-- Opening Marker --
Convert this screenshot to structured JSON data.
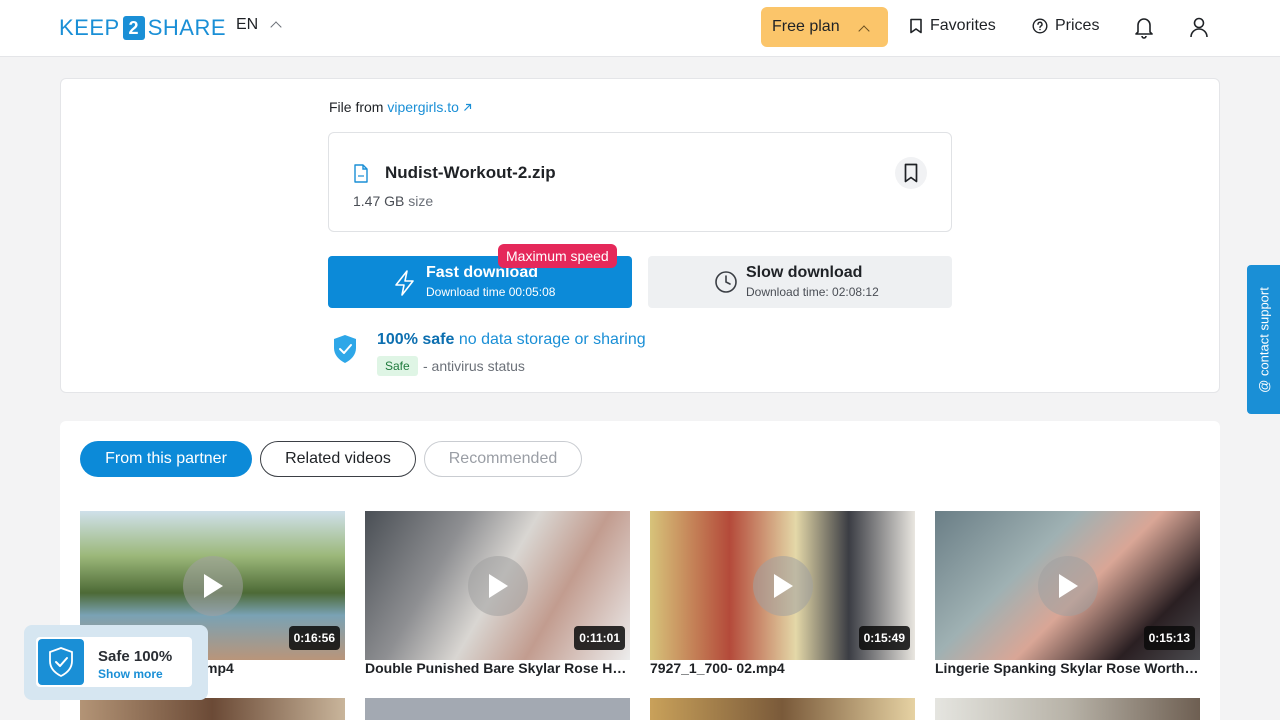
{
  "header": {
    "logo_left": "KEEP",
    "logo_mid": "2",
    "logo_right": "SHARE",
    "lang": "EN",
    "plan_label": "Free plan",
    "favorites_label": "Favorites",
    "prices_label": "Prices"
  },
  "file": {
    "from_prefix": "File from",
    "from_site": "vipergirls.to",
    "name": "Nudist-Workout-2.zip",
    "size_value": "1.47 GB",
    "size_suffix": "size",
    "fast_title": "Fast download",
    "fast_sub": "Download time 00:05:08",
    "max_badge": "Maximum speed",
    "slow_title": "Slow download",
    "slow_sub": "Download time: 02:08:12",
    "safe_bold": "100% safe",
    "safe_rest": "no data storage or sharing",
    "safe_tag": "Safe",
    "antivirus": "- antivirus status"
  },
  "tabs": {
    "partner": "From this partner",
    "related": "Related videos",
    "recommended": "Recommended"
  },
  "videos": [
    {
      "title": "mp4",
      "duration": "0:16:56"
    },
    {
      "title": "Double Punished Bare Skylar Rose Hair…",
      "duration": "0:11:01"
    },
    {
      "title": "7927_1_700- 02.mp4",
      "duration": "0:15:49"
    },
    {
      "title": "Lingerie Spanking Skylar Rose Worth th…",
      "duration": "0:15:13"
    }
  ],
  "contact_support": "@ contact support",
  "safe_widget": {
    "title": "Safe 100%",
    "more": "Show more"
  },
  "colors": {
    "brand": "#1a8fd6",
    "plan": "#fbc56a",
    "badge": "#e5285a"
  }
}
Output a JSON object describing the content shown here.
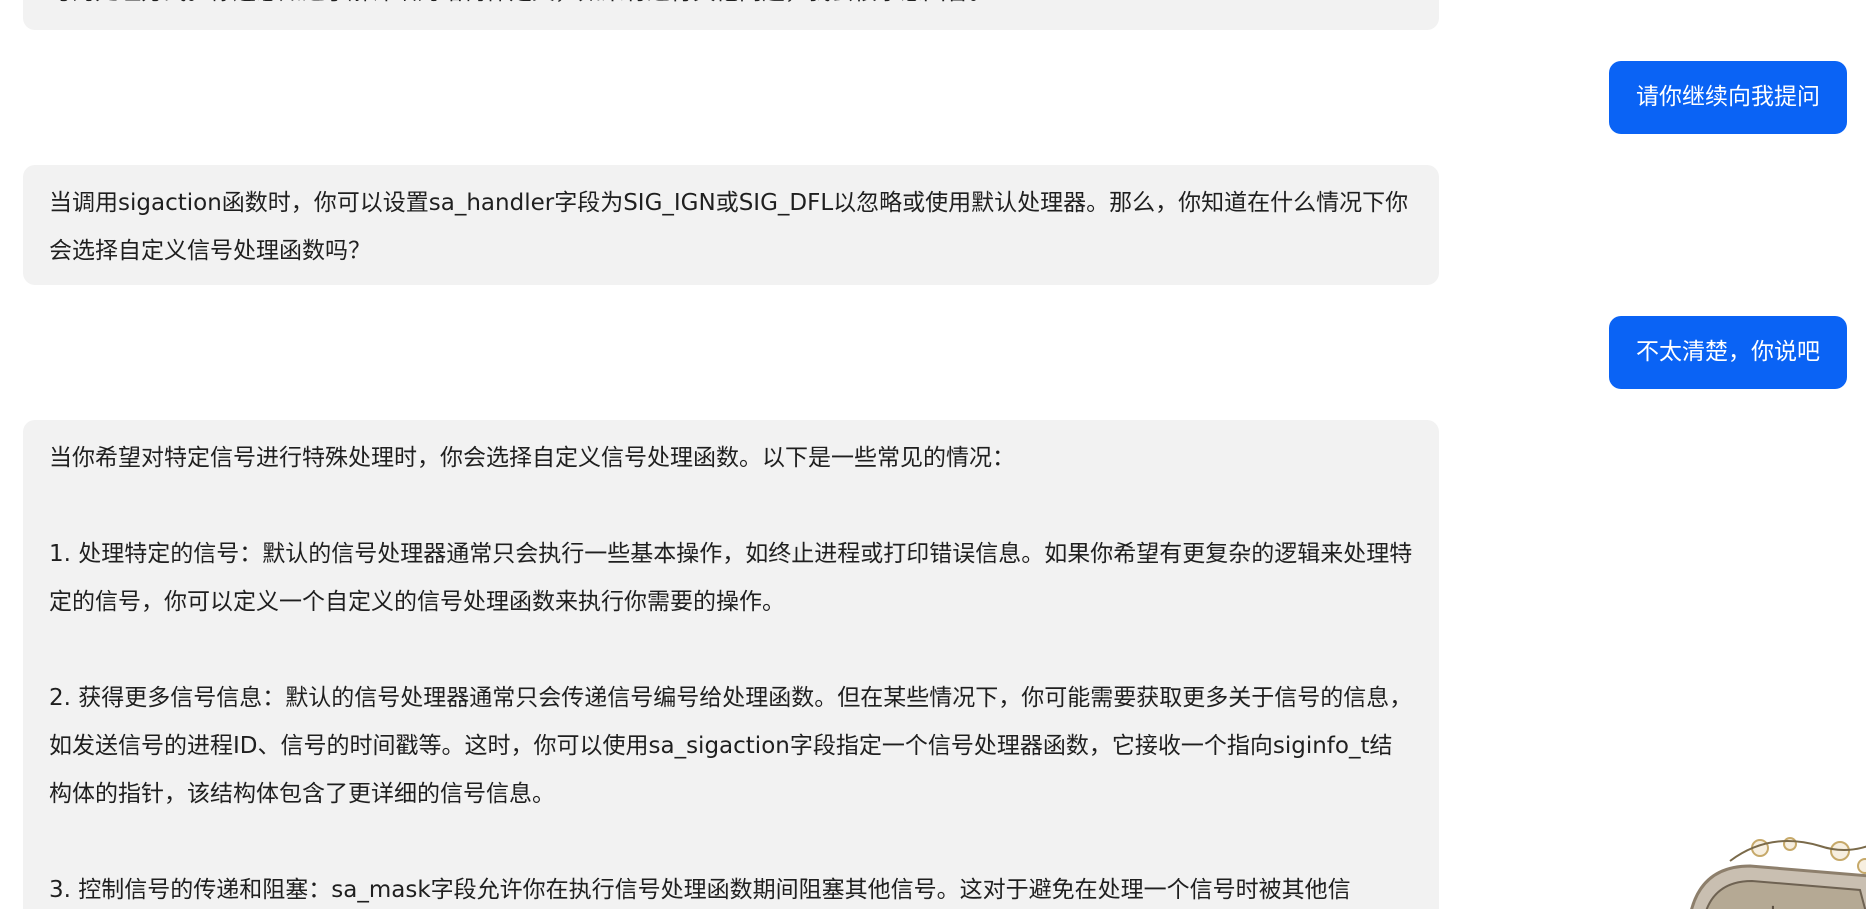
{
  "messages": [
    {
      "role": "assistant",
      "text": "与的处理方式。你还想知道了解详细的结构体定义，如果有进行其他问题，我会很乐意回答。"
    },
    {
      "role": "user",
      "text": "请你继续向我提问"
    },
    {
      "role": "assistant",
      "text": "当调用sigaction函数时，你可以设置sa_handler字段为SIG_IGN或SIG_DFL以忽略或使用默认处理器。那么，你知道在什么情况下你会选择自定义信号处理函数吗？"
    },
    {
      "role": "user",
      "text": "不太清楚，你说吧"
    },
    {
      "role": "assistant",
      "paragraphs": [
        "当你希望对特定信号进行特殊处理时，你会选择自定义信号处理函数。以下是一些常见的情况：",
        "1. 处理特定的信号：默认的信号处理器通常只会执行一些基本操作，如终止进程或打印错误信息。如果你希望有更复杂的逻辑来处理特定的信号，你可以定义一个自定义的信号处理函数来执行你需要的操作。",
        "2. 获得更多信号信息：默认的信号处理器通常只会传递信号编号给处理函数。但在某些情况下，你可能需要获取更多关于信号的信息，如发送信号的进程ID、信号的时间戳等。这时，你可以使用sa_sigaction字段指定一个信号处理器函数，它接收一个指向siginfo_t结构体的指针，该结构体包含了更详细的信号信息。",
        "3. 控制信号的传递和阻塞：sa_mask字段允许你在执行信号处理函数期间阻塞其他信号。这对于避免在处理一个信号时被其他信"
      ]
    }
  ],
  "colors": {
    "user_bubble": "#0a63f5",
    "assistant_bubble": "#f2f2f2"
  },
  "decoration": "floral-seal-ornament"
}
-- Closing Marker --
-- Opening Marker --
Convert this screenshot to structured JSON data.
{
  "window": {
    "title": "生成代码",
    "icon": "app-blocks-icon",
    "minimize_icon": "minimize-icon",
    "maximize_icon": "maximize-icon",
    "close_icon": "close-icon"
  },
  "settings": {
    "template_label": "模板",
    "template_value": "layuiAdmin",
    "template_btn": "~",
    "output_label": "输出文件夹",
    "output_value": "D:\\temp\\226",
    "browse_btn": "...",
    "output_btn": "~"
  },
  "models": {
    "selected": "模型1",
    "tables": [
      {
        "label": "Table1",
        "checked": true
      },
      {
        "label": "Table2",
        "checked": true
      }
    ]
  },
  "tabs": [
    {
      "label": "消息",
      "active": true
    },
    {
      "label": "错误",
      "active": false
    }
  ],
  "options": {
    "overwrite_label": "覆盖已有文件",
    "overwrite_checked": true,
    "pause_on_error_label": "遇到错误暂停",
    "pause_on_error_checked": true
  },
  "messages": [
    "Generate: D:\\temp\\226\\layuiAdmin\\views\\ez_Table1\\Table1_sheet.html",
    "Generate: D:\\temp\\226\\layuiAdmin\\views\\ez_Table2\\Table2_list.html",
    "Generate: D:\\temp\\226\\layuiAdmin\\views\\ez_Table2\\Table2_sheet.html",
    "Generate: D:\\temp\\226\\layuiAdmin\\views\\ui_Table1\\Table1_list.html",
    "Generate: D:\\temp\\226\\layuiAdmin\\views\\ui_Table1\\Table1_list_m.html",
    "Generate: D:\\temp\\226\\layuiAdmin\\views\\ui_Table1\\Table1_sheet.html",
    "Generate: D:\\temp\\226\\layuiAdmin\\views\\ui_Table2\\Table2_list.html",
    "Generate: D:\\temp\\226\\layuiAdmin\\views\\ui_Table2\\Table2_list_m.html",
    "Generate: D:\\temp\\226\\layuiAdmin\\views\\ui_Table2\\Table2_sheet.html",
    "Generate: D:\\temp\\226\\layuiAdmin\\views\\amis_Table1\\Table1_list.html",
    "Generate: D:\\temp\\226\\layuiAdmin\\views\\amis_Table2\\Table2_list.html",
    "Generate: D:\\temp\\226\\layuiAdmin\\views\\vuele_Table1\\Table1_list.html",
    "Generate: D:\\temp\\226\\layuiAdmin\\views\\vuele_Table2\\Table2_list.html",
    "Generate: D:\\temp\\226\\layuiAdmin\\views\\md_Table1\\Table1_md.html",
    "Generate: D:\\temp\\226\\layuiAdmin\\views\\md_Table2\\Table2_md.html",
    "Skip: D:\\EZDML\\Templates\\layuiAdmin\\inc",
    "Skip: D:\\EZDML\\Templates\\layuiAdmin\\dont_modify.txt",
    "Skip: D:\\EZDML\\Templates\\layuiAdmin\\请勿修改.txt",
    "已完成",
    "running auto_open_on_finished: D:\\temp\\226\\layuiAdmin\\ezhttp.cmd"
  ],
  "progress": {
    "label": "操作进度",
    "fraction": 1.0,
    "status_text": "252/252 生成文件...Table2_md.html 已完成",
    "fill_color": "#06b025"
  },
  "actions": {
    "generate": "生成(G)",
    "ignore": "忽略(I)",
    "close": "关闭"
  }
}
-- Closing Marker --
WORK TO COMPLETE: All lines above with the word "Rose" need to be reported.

RESULT OF THE EXERCISE:
      "title": "Double Punished Bare Skylar Rose Hair…",
      "title": "Lingerie Spanking Skylar Rose Worth th…",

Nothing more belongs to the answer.